> **Study material**:

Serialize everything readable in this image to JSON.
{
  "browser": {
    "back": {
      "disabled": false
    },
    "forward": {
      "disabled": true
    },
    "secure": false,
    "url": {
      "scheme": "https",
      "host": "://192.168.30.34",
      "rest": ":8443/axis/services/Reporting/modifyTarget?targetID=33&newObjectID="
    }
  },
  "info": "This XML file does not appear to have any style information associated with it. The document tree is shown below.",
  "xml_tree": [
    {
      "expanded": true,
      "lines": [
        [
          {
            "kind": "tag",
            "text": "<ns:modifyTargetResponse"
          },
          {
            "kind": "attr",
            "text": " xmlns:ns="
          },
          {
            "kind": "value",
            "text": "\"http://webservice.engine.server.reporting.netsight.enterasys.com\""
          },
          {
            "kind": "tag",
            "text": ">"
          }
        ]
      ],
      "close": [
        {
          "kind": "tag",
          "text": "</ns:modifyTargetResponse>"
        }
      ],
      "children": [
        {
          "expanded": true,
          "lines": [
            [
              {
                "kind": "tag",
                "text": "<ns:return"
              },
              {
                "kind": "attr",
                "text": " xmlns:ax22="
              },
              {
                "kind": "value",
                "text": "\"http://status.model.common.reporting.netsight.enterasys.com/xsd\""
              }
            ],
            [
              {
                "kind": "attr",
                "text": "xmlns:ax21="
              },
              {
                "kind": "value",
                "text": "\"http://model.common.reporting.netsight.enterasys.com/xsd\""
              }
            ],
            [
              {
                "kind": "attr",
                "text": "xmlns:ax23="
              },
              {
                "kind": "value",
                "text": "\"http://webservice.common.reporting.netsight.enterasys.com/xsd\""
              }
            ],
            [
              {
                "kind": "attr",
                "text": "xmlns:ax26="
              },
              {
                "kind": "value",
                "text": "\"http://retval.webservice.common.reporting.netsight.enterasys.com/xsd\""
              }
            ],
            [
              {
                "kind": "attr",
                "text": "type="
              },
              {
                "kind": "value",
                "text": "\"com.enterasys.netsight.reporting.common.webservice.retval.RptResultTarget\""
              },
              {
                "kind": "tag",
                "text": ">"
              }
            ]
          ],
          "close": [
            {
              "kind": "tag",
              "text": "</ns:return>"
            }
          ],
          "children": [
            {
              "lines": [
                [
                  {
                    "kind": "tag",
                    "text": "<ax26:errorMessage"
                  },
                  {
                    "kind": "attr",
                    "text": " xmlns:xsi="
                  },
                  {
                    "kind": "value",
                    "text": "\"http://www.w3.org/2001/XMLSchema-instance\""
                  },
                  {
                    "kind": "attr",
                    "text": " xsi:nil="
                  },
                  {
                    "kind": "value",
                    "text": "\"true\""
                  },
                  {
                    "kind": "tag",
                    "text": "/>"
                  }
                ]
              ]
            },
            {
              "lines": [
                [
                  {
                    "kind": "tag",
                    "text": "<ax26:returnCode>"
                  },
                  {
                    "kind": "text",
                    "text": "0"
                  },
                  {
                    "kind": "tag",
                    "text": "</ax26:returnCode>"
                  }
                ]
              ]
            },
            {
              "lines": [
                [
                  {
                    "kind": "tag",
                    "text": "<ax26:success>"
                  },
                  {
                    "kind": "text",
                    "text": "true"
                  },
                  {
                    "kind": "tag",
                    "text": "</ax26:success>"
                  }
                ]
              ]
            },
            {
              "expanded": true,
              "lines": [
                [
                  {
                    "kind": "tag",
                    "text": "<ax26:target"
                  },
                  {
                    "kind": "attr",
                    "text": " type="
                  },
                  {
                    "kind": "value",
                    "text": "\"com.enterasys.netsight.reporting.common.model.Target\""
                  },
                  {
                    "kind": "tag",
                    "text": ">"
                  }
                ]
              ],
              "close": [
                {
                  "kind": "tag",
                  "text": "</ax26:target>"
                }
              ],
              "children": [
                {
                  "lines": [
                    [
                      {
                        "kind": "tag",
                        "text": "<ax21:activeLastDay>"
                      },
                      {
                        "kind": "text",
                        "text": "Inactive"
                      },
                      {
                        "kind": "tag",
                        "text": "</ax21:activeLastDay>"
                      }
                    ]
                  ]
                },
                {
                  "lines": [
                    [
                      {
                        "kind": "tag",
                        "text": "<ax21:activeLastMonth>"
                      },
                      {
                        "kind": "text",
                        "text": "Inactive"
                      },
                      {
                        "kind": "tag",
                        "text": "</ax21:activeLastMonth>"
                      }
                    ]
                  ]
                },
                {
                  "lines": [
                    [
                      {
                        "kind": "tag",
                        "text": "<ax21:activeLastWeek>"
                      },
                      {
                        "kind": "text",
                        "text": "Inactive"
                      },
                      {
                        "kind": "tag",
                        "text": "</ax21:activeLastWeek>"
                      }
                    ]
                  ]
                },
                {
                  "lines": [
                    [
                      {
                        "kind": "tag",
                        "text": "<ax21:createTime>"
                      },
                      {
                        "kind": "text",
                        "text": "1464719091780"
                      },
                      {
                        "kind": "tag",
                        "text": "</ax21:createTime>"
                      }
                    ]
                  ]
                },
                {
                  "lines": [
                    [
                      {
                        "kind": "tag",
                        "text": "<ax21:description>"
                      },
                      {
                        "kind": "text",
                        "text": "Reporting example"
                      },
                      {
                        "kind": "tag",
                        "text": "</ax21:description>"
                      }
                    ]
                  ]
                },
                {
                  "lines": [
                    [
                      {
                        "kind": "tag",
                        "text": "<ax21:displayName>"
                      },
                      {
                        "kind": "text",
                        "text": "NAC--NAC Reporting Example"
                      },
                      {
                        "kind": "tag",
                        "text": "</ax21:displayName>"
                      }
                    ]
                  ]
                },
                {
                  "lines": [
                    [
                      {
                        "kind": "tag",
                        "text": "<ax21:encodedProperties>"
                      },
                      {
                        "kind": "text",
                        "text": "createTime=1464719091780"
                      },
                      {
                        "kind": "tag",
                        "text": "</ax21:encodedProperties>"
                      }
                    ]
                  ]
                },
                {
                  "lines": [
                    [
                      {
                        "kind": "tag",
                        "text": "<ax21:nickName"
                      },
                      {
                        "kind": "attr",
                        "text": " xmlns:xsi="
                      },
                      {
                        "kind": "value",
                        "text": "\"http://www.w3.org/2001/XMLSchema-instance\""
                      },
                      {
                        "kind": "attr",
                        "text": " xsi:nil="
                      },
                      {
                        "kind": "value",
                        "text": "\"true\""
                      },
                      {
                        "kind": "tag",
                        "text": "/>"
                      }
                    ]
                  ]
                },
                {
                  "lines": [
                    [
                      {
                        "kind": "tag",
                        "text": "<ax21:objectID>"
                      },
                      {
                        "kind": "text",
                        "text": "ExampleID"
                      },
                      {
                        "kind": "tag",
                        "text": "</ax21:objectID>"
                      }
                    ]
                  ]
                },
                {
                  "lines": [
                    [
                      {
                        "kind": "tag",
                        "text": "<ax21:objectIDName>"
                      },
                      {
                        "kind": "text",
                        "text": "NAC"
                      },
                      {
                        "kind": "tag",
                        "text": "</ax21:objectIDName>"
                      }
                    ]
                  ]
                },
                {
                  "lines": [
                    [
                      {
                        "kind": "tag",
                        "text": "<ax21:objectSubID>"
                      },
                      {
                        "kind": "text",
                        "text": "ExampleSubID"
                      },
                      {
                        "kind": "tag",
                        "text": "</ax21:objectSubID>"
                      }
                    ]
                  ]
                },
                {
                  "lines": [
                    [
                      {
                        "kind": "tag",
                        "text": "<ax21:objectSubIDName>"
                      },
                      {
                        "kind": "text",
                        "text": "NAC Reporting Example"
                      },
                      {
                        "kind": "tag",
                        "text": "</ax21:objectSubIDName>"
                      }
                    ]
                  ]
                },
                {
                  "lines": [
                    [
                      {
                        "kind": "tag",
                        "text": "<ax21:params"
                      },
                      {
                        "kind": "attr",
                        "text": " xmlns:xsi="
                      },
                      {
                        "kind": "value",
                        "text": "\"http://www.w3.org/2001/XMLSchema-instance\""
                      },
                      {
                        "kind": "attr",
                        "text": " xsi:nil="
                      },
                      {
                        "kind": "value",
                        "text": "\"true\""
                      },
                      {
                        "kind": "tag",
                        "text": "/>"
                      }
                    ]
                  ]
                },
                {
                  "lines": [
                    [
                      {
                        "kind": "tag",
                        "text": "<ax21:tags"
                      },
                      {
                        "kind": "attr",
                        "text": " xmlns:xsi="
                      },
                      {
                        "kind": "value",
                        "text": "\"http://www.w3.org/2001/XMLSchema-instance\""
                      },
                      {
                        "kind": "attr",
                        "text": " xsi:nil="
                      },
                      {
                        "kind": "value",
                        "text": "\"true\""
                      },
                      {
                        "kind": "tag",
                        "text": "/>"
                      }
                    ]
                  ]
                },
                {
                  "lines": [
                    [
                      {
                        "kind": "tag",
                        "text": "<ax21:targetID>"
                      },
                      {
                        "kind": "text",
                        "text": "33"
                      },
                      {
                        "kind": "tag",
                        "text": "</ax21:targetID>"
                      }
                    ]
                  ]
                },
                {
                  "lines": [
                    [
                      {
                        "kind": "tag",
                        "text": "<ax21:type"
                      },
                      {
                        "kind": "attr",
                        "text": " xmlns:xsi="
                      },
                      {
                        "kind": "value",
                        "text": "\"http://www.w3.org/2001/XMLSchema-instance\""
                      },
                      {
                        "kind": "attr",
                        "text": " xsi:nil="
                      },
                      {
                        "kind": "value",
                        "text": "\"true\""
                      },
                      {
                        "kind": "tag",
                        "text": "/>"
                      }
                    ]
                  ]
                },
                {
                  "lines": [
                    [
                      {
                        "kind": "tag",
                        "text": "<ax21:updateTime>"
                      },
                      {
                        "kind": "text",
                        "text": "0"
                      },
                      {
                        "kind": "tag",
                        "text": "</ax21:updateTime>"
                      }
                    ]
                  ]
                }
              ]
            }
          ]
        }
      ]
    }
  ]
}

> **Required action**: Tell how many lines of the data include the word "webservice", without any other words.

> **Exercise output**: 4